Several seed companies producing non-GMO corn seed for organic growers have been marketing hybrids that contain the PuraMaize™ gene system, also known as the Ga1-s isolating mechanism. This is a naturally occurring gene in corn that impedes pollen originating from a plant that does not have the Ga1-s gene from being able to pollinate a plant that does have the Ga1-s gene. As a pollen recognition system, corn plants that contain the PuraMaize gene system will quickly accept pollen from other PuraMaize plants and essentially block pollen from foreign plants such as GMO or blue corn, allowing the pollen from PuraMaize plants to fertilize the developing kernels.
Other factors that can negatively impact non-GMO grain purity are volunteer corn plants resulting from no-till or minimum till continuous corn, purity level of the seed planted, planting errors, and drought or ﬂood conditions which stunt border rows and reduce desirable pollen production and ﬂow.
Planting operations to control pollen drift are only part of the process of producing an IP corn grain crop. Other major issues include harvesting, drying and storage, along with thorough record keeping. Seed certiﬁcation agencies offer IP programs for grain. These IP programs, which are similar to seed certiﬁcation, assist in preserving the genetic identity of a product, and verify speciﬁc traits through ﬁeld inspections, laboratory analysis, and record keeping (Brittan, 2006; Riddle, 2012).
- Abendroth, L.J., R.W. Elmore, M.J. Boyer, and S.K. Marlay. Corn Growth and Development. PMR 1009. Iowa State University Extension, Ames, Iowa.
- Brittan, K. 2006. Methods to Enable the Coexistence of Diverse Corn Production Systems. University of California Cooperative Extension Agricultural Biotechnology in California Series Publication 8192. Online at anrcatalog.ucanr.edu/pdf/8192.pdf [URL verified 3/14/16].
- Burris, J. 2002. Adventitious Pollen Intrusion into Hybrid Maize Seed Production Fields. American Seed Trade Assoc.

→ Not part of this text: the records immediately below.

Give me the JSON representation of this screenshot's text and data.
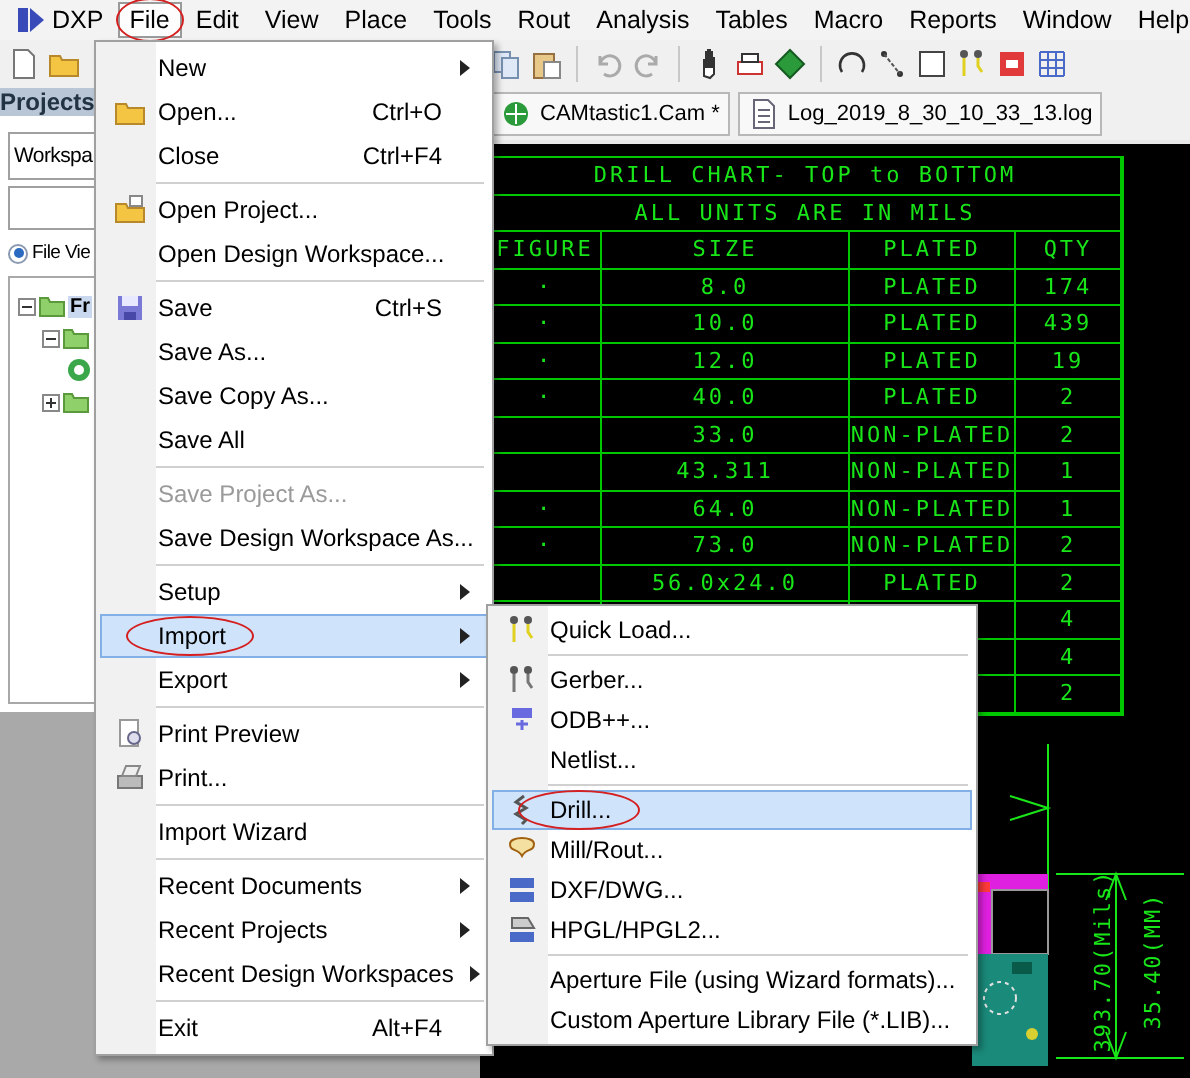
{
  "menubar": [
    {
      "label": "DXP",
      "kind": "logo",
      "selected": false,
      "highlighted": false
    },
    {
      "label": "File",
      "kind": "menu",
      "selected": true,
      "highlighted": true
    },
    {
      "label": "Edit",
      "kind": "menu",
      "selected": false,
      "highlighted": false
    },
    {
      "label": "View",
      "kind": "menu",
      "selected": false,
      "highlighted": false
    },
    {
      "label": "Place",
      "kind": "menu",
      "selected": false,
      "highlighted": false
    },
    {
      "label": "Tools",
      "kind": "menu",
      "selected": false,
      "highlighted": false
    },
    {
      "label": "Rout",
      "kind": "menu",
      "selected": false,
      "highlighted": false
    },
    {
      "label": "Analysis",
      "kind": "menu",
      "selected": false,
      "highlighted": false
    },
    {
      "label": "Tables",
      "kind": "menu",
      "selected": false,
      "highlighted": false
    },
    {
      "label": "Macro",
      "kind": "menu",
      "selected": false,
      "highlighted": false
    },
    {
      "label": "Reports",
      "kind": "menu",
      "selected": false,
      "highlighted": false
    },
    {
      "label": "Window",
      "kind": "menu",
      "selected": false,
      "highlighted": false
    },
    {
      "label": "Help",
      "kind": "menu",
      "selected": false,
      "highlighted": false
    }
  ],
  "left_panel": {
    "title": "Projects",
    "workspace": "Workspa",
    "view_option": {
      "label": "File Vie",
      "selected": true
    },
    "tree": [
      {
        "label": "Fr",
        "kind": "folder",
        "expanded": true,
        "children": [
          {
            "kind": "folder",
            "expanded": true,
            "children": [
              {
                "kind": "cam"
              }
            ]
          },
          {
            "kind": "folder",
            "expanded": false
          }
        ]
      }
    ]
  },
  "doc_tabs": [
    {
      "label": "CAMtastic1.Cam *",
      "kind": "cam"
    },
    {
      "label": "Log_2019_8_30_10_33_13.log",
      "kind": "log"
    }
  ],
  "drill_chart": {
    "title": "DRILL CHART- TOP to BOTTOM",
    "subtitle": "ALL UNITS ARE IN MILS",
    "columns": [
      "FIGURE",
      "SIZE",
      "PLATED",
      "QTY"
    ],
    "rows": [
      {
        "figure": "·",
        "size": "8.0",
        "plated": "PLATED",
        "qty": "174"
      },
      {
        "figure": "·",
        "size": "10.0",
        "plated": "PLATED",
        "qty": "439"
      },
      {
        "figure": "·",
        "size": "12.0",
        "plated": "PLATED",
        "qty": "19"
      },
      {
        "figure": "·",
        "size": "40.0",
        "plated": "PLATED",
        "qty": "2"
      },
      {
        "size": "33.0",
        "plated": "NON-PLATED",
        "qty": "2"
      },
      {
        "size": "43.311",
        "plated": "NON-PLATED",
        "qty": "1"
      },
      {
        "figure": "·",
        "size": "64.0",
        "plated": "NON-PLATED",
        "qty": "1"
      },
      {
        "figure": "·",
        "size": "73.0",
        "plated": "NON-PLATED",
        "qty": "2"
      },
      {
        "size": "56.0x24.0",
        "plated": "PLATED",
        "qty": "2"
      },
      {
        "qty": "4"
      },
      {
        "qty": "4"
      },
      {
        "qty": "2"
      }
    ]
  },
  "dimension": {
    "mils": "393.70(Mils)",
    "mm": "35.40(MM)"
  },
  "file_menu": [
    {
      "kind": "item",
      "label": "New",
      "submenu": true,
      "disabled": false,
      "selected": false,
      "highlighted": false
    },
    {
      "kind": "item",
      "label": "Open...",
      "shortcut": "Ctrl+O",
      "disabled": false,
      "selected": false,
      "highlighted": false
    },
    {
      "kind": "item",
      "label": "Close",
      "shortcut": "Ctrl+F4",
      "disabled": false,
      "selected": false,
      "highlighted": false
    },
    {
      "kind": "separator"
    },
    {
      "kind": "item",
      "label": "Open Project...",
      "disabled": false,
      "selected": false,
      "highlighted": false
    },
    {
      "kind": "item",
      "label": "Open Design Workspace...",
      "disabled": false,
      "selected": false,
      "highlighted": false
    },
    {
      "kind": "separator"
    },
    {
      "kind": "item",
      "label": "Save",
      "shortcut": "Ctrl+S",
      "disabled": false,
      "selected": false,
      "highlighted": false
    },
    {
      "kind": "item",
      "label": "Save As...",
      "disabled": false,
      "selected": false,
      "highlighted": false
    },
    {
      "kind": "item",
      "label": "Save Copy As...",
      "disabled": false,
      "selected": false,
      "highlighted": false
    },
    {
      "kind": "item",
      "label": "Save All",
      "disabled": false,
      "selected": false,
      "highlighted": false
    },
    {
      "kind": "separator"
    },
    {
      "kind": "item",
      "label": "Save Project As...",
      "disabled": true,
      "selected": false,
      "highlighted": false
    },
    {
      "kind": "item",
      "label": "Save Design Workspace As...",
      "disabled": false,
      "selected": false,
      "highlighted": false
    },
    {
      "kind": "separator"
    },
    {
      "kind": "item",
      "label": "Setup",
      "submenu": true,
      "disabled": false,
      "selected": false,
      "highlighted": false
    },
    {
      "kind": "item",
      "label": "Import",
      "submenu": true,
      "disabled": false,
      "selected": true,
      "highlighted": true
    },
    {
      "kind": "item",
      "label": "Export",
      "submenu": true,
      "disabled": false,
      "selected": false,
      "highlighted": false
    },
    {
      "kind": "separator"
    },
    {
      "kind": "item",
      "label": "Print Preview",
      "disabled": false,
      "selected": false,
      "highlighted": false
    },
    {
      "kind": "item",
      "label": "Print...",
      "disabled": false,
      "selected": false,
      "highlighted": false
    },
    {
      "kind": "separator"
    },
    {
      "kind": "item",
      "label": "Import Wizard",
      "disabled": false,
      "selected": false,
      "highlighted": false
    },
    {
      "kind": "separator"
    },
    {
      "kind": "item",
      "label": "Recent Documents",
      "submenu": true,
      "disabled": false,
      "selected": false,
      "highlighted": false
    },
    {
      "kind": "item",
      "label": "Recent Projects",
      "submenu": true,
      "disabled": false,
      "selected": false,
      "highlighted": false
    },
    {
      "kind": "item",
      "label": "Recent Design Workspaces",
      "submenu": true,
      "disabled": false,
      "selected": false,
      "highlighted": false
    },
    {
      "kind": "separator"
    },
    {
      "kind": "item",
      "label": "Exit",
      "shortcut": "Alt+F4",
      "disabled": false,
      "selected": false,
      "highlighted": false
    }
  ],
  "import_submenu": [
    {
      "kind": "item",
      "label": "Quick Load...",
      "selected": false,
      "highlighted": false
    },
    {
      "kind": "separator"
    },
    {
      "kind": "item",
      "label": "Gerber...",
      "selected": false,
      "highlighted": false
    },
    {
      "kind": "item",
      "label": "ODB++...",
      "selected": false,
      "highlighted": false
    },
    {
      "kind": "item",
      "label": "Netlist...",
      "selected": false,
      "highlighted": false
    },
    {
      "kind": "separator"
    },
    {
      "kind": "item",
      "label": "Drill...",
      "selected": true,
      "highlighted": true
    },
    {
      "kind": "item",
      "label": "Mill/Rout...",
      "selected": false,
      "highlighted": false
    },
    {
      "kind": "item",
      "label": "DXF/DWG...",
      "selected": false,
      "highlighted": false
    },
    {
      "kind": "item",
      "label": "HPGL/HPGL2...",
      "selected": false,
      "highlighted": false
    },
    {
      "kind": "separator"
    },
    {
      "kind": "item",
      "label": "Aperture File (using Wizard formats)...",
      "selected": false,
      "highlighted": false
    },
    {
      "kind": "item",
      "label": "Custom Aperture Library File (*.LIB)...",
      "selected": false,
      "highlighted": false
    }
  ]
}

- Byrne, P.F., K.A. Terpstra, T.A. Dabbert, and R. Alexander. 2003. “Estimating Pollen-Mediated Flow in Corn Under Colorado Conditions.” In Annual Meetings Abstracts [CD-ROM]. ASA, CSSA, SSSA, Madison, WI.
- Gray, Mike. 2003. Pollen Drift and Refuge-Management Considerations for Transgenic Hybrids. Illinois Pest & Crop Bulletin, Univ. of Illinois. Online at bulletin.ipm.illinois.edu/pastpest/articles/200304e.html [URL verified 3/14/16]
- Nielsen, Bob. 2003a. Corn Segregation: A Necessary Evil in Today’s Biotech Age. Purdue Univ. Online at www.agry.purdue.edu/ext/corn/news/articles.03/GMO_Segregation-0423.html [URL verified 3/14/16].
- Nielsen, Bob. 2003b. Tassel Emergence & Pollen Shed. Purdue Univ. Online at kingcorn.org/news/timeless/Tassels.html [URL verified 3/14/16]
- Riddle, J. 2012. GMO Contamination Prevention—What Does it Take? Univ. of Minnesota SW Research and Outreach Center. Online at extension.umn.edu/garden/master-gardener/volunteers/teaching-tools/docs/minimizing_gmo_contamination.pdf [URL verified 3/14/16].